So sang Kristofferson and Joplin after Bobby McGee left them heartbroken and bereft.
That may be true in the sense that relationships and possessions carry obligations which are fetters on your freedom.
Throughout Africa, freedom from colonial rule has led to continued corruption and tyranny, the destruction of agriculture and plunder of natural resources without regard for posterity and a disregard for welfare of the people, which will soon leave nothing left to lose.
In the supposedly more civilised ‘western world’, increased freedoms have led to the inability of governments to curtail or restrict the increasingly conflicted demands on the fiscus and the disempowerment of Police, Border Control and Armed Forces. Soon they too may have nothing left to lose, because everything is free.
But I digress.
I have recently done a course on What Works in Development Aid strategies
The course started off by saying that not many aid strategies worked because of the rip-offs by the empowered elites in recipient countries.
Somalis, Sudanese and Ethiopians are still starving after how many years and dollars of aid . In addition, because the development aid in health has been so successful, there are many more people doomed to hunger!
We are talking big money: $135 billion in 2014 spent by OECD countries alone!
The United Nations sustainable development goal number 1 is: to leave no-one behind by 2030. Cute, hey?
Perhaps consideration should be given to the existence of the development aid industry as a whole: from UN agencies, to government ministries, to universities to aid workers and supply chain operators – is it worth the significant expenditure of taxpayers dollars?
Should foreigners be intervening in sovereign states to prolong life expectancy in a world where natural resources are being depleted and destroyed by too many people?

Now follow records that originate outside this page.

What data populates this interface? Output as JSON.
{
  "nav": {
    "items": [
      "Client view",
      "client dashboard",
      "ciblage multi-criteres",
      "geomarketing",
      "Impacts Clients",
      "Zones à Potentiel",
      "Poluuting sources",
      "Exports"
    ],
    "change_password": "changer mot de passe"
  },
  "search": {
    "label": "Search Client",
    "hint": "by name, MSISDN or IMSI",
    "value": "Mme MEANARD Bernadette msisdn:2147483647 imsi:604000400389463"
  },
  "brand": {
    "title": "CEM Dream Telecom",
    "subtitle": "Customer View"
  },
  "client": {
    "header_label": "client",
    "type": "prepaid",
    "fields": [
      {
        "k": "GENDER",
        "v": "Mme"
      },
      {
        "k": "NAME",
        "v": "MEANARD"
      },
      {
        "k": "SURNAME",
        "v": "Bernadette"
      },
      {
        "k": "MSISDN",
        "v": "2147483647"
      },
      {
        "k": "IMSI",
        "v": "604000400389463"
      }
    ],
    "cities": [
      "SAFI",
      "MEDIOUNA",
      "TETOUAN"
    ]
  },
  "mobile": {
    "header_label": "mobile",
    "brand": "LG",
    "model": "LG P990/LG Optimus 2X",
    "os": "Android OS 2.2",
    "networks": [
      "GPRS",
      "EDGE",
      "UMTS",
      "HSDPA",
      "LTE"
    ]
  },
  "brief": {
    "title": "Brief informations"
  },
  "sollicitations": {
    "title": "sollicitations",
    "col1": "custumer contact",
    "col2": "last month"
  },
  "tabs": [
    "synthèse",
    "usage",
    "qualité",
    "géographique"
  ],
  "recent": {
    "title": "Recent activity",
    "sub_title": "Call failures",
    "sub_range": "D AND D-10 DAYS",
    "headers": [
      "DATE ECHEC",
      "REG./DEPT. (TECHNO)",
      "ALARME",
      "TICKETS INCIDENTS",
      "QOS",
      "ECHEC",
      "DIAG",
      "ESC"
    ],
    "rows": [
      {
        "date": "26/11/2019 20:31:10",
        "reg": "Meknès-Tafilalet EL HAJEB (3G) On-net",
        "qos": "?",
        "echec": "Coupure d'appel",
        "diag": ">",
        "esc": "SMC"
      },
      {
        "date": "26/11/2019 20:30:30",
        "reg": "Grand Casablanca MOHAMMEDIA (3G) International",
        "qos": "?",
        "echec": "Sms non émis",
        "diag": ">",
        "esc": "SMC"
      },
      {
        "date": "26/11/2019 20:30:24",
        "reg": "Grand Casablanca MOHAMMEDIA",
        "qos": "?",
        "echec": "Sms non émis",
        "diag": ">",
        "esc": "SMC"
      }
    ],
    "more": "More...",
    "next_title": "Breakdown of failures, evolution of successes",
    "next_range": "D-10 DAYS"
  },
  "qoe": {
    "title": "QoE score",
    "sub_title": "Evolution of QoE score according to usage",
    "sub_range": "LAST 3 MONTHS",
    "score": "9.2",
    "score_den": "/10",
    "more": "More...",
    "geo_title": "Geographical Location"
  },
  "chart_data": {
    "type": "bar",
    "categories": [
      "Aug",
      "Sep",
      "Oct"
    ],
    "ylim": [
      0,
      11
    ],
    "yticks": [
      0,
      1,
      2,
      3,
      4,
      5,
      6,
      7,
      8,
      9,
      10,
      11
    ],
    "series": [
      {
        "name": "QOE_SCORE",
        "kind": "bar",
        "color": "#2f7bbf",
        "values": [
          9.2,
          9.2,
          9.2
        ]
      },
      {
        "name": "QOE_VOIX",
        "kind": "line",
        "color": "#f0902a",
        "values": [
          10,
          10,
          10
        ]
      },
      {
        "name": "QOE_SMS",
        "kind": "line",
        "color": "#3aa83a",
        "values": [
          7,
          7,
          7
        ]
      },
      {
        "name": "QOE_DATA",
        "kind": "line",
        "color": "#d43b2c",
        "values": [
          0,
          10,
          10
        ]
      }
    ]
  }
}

Or is the development aid industry too entrenched to re-consider its roots. The disguise or suspicion of imperialism and market growth will remain.
Should we continue to shore up tyranny by removing the desperation of their populace, who eventually must be the authors of their own liberation? The alternative is the one that communism and agencies like the CIA instigated: arming people to enable them to confront abuses. Is the morality not the same?
The survival of our world is threatened by the wholesale destruction of our environment by unrestrained economies with burgeoning populations. The survival imperative is to safeguard resources. Economic and political interventions are apparently tenuous and entail the appeasement of tyrants for success, which is morally unpalatable.
Military intervention to impose and sustain appropriate institutions and practices is an alternative, but failed in Vietnam, Afghanistan, Iraq, Somaliland, Syria and is much more expensive and politically sensitive!
However, my putative rant hit a brick wall.
A little more research and thinking about the topic suggests that it is in fact very necessary expenditure:
- On average, the richer states spend only about 0.7% of their gross national incomes on aid (relatively insignificant)
- it curbs global spread of diseases
- it buys friends, allies and access to resources
- it provides markets…
- the aid industry employs many people at home and abroad; e.g.: in the US all aid supplies must be made in the US.
In 1990, 1.9billion (36%) of the the world population of 5.3 billion, lived in extreme poverty. In 2010, only 1.2 billion (18%) of the increased population of 6.8 billion, lived in extreme poverty. Aid is believed to have significantly contributed to this reduction in poverty and increased life expectancy and the eradication of a number of diseases.
It also definitely contributed to the 28% increase in population.
There are other secondary (or maybe primary objectives), like the renewed
scramble for Africa, illustrated by the numerous and significant projects
funded and manned by China.
It is ironic that China was one of the main supporters of the spread of communism in Africa, until its loss of credibility.
However, over 150 countries (of the 196 in the world) have committed
themselves to the United Nations Development Programme’s 17 Sustainable Development Goals.
This is where our hopes lie, as signatories can be held accountable to their commitments.